▶ TASK REQUIREMENTS: Scan the entries below and extract each line with the word "Brasil" in it.

▶ SOURCE INFORMATION:

======

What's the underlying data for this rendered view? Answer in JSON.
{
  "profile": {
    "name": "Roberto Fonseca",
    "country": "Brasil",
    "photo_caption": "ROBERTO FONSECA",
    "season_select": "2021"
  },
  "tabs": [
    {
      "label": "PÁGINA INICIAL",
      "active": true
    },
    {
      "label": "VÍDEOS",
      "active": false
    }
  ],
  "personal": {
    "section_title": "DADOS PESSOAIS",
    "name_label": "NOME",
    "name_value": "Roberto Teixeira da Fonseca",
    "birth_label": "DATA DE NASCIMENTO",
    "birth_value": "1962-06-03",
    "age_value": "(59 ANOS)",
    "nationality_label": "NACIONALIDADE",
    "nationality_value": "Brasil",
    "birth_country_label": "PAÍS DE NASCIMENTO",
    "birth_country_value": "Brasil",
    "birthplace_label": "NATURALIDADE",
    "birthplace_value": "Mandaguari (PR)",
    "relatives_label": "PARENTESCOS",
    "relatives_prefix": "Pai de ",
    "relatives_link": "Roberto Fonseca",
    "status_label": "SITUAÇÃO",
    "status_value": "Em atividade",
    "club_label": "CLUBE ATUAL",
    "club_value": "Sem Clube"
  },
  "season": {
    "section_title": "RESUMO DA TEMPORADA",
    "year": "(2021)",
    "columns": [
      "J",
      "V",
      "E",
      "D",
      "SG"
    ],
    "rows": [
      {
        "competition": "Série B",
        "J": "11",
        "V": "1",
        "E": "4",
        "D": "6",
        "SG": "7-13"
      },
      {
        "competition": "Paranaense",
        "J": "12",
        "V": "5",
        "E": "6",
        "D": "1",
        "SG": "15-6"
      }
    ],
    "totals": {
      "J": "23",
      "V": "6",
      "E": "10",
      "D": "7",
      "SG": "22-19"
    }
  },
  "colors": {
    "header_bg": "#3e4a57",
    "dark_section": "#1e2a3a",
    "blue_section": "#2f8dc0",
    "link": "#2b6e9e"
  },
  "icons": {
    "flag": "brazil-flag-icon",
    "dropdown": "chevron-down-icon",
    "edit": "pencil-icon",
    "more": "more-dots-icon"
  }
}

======

▶ EXERCISE ANSWER:
    "country": "Brasil",
    "nationality_value": "Brasil",
    "birth_country_value": "Brasil",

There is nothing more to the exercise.